WHAT TO WORK ON: Please reproduce every record, keeping each one exactly as written.

=-=-=

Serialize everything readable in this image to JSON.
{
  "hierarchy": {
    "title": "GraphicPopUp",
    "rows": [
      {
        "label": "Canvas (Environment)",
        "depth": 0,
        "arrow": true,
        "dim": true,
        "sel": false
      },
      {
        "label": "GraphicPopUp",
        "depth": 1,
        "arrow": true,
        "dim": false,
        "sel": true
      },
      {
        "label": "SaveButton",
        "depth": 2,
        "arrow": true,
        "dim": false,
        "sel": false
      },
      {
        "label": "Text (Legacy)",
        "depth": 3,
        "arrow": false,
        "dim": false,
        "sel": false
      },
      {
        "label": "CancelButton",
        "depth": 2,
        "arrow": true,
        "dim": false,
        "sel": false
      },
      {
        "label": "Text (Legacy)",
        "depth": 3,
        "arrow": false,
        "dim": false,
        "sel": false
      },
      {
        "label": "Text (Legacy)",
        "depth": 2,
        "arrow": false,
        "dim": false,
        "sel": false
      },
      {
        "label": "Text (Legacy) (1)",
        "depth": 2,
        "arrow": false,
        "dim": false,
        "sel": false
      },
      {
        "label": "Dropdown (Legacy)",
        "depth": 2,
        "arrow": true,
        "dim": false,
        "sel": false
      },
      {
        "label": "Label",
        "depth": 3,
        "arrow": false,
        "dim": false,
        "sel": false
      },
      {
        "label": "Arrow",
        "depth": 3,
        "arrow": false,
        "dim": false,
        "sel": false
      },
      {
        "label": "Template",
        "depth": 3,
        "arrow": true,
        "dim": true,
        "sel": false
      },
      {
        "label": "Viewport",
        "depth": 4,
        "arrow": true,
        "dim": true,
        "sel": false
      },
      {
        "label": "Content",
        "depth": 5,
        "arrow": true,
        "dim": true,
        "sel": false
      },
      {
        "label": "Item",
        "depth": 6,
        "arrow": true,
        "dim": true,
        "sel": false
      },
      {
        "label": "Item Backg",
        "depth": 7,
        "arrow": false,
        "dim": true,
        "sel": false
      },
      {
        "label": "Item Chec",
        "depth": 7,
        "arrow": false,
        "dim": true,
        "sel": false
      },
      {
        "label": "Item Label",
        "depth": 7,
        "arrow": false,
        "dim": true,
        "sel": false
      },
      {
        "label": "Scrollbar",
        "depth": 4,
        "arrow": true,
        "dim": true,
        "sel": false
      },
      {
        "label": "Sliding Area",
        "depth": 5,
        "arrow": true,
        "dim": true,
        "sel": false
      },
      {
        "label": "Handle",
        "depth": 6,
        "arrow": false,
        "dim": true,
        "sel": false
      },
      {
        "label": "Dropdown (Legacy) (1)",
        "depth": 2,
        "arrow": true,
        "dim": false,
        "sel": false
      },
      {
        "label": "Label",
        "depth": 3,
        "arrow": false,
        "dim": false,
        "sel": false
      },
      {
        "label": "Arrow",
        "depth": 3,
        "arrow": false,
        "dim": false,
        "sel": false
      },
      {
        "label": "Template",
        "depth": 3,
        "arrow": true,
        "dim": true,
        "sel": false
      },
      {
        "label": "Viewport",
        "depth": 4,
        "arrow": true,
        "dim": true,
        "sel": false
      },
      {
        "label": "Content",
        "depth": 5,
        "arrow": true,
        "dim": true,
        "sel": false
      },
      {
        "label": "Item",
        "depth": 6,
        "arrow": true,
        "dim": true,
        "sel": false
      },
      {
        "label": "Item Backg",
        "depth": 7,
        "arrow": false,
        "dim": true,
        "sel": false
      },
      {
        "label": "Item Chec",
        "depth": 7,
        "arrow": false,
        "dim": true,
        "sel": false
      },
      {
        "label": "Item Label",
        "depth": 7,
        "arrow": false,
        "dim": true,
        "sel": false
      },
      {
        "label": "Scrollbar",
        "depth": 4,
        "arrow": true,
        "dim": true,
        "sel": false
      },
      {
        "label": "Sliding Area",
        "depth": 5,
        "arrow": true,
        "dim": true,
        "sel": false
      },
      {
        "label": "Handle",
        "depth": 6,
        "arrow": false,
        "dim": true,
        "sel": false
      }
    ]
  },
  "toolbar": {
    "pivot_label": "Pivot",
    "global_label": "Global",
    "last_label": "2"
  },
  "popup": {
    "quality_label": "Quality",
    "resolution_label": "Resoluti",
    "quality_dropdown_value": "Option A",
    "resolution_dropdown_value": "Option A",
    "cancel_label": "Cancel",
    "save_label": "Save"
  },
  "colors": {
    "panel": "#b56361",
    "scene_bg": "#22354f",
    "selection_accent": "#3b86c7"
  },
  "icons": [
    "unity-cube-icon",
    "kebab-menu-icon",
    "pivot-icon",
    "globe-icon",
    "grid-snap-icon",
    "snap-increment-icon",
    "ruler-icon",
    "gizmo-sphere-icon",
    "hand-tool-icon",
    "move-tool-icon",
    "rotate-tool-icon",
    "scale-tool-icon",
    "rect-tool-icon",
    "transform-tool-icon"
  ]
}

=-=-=

RESULT FOR THIS TASK:
Serialize everything readable in this image to JSON.
{
  "hierarchy": {
    "title": "GraphicPopUp",
    "rows": [
      {
        "label": "Canvas (Environment)",
        "depth": 0,
        "arrow": true,
        "dim": true,
        "sel": false
      },
      {
        "label": "GraphicPopUp",
        "depth": 1,
        "arrow": true,
        "dim": false,
        "sel": true
      },
      {
        "label": "SaveButton",
        "depth": 2,
        "arrow": true,
        "dim": false,
        "sel": false
      },
      {
        "label": "Text (Legacy)",
        "depth": 3,
        "arrow": false,
        "dim": false,
        "sel": false
      },
      {
        "label": "CancelButton",
        "depth": 2,
        "arrow": true,
        "dim": false,
        "sel": false
      },
      {
        "label": "Text (Legacy)",
        "depth": 3,
        "arrow": false,
        "dim": false,
        "sel": false
      },
      {
        "label": "Text (Legacy)",
        "depth": 2,
        "arrow": false,
        "dim": false,
        "sel": false
      },
      {
        "label": "Text (Legacy) (1)",
        "depth": 2,
        "arrow": false,
        "dim": false,
        "sel": false
      },
      {
        "label": "Dropdown (Legacy)",
        "depth": 2,
        "arrow": true,
        "dim": false,
        "sel": false
      },
      {
        "label": "Label",
        "depth": 3,
        "arrow": false,
        "dim": false,
        "sel": false
      },
      {
        "label": "Arrow",
        "depth": 3,
        "arrow": false,
        "dim": false,
        "sel": false
      },
      {
        "label": "Template",
        "depth": 3,
        "arrow": true,
        "dim": true,
        "sel": false
      },
      {
        "label": "Viewport",
        "depth": 4,
        "arrow": true,
        "dim": true,
        "sel": false
      },
      {
        "label": "Content",
        "depth": 5,
        "arrow": true,
        "dim": true,
        "sel": false
      },
      {
        "label": "Item",
        "depth": 6,
        "arrow": true,
        "dim": true,
        "sel": false
      },
      {
        "label": "Item Backg",
        "depth": 7,
        "arrow": false,
        "dim": true,
        "sel": false
      },
      {
        "label": "Item Chec",
        "depth": 7,
        "arrow": false,
        "dim": true,
        "sel": false
      },
      {
        "label": "Item Label",
        "depth": 7,
        "arrow": false,
        "dim": true,
        "sel": false
      },
      {
        "label": "Scrollbar",
        "depth": 4,
        "arrow": true,
        "dim": true,
        "sel": false
      },
      {
        "label": "Sliding Area",
        "depth": 5,
        "arrow": true,
        "dim": true,
        "sel": false
      },
      {
        "label": "Handle",
        "depth": 6,
        "arrow": false,
        "dim": true,
        "sel": false
      },
      {
        "label": "Dropdown (Legacy) (1)",
        "depth": 2,
        "arrow": true,
        "dim": false,
        "sel": false
      },
      {
        "label": "Label",
        "depth": 3,
        "arrow": false,
        "dim": false,
        "sel": false
      },
      {
        "label": "Arrow",
        "depth": 3,
        "arrow": false,
        "dim": false,
        "sel": false
      },
      {
        "label": "Template",
        "depth": 3,
        "arrow": true,
        "dim": true,
        "sel": false
      },
      {
        "label": "Viewport",
        "depth": 4,
        "arrow": true,
        "dim": true,
        "sel": false
      },
      {
        "label": "Content",
        "depth": 5,
        "arrow": true,
        "dim": true,
        "sel": false
      },
      {
        "label": "Item",
        "depth": 6,
        "arrow": true,
        "dim": true,
        "sel": false
      },
      {
        "label": "Item Backg",
        "depth": 7,
        "arrow": false,
        "dim": true,
        "sel": false
      },
      {
        "label": "Item Chec",
        "depth": 7,
        "arrow": false,
        "dim": true,
        "sel": false
      },
      {
        "label": "Item Label",
        "depth": 7,
        "arrow": false,
        "dim": true,
        "sel": false
      },
      {
        "label": "Scrollbar",
        "depth": 4,
        "arrow": true,
        "dim": true,
        "sel": false
      },
      {
        "label": "Sliding Area",
        "depth": 5,
        "arrow": true,
        "dim": true,
        "sel": false
      },
      {
        "label": "Handle",
        "depth": 6,
        "arrow": false,
        "dim": true,
        "sel": false
      }
    ]
  },
  "toolbar": {
    "pivot_label": "Pivot",
    "global_label": "Global",
    "last_label": "2"
  },
  "popup": {
    "quality_label": "Quality",
    "resolution_label": "Resoluti",
    "quality_dropdown_value": "Option A",
    "resolution_dropdown_value": "Option A",
    "cancel_label": "Cancel",
    "save_label": "Save"
  },
  "colors": {
    "panel": "#b56361",
    "scene_bg": "#22354f",
    "selection_accent": "#3b86c7"
  },
  "icons": [
    "unity-cube-icon",
    "kebab-menu-icon",
    "pivot-icon",
    "globe-icon",
    "grid-snap-icon",
    "snap-increment-icon",
    "ruler-icon",
    "gizmo-sphere-icon",
    "hand-tool-icon",
    "move-tool-icon",
    "rotate-tool-icon",
    "scale-tool-icon",
    "rect-tool-icon",
    "transform-tool-icon"
  ]
}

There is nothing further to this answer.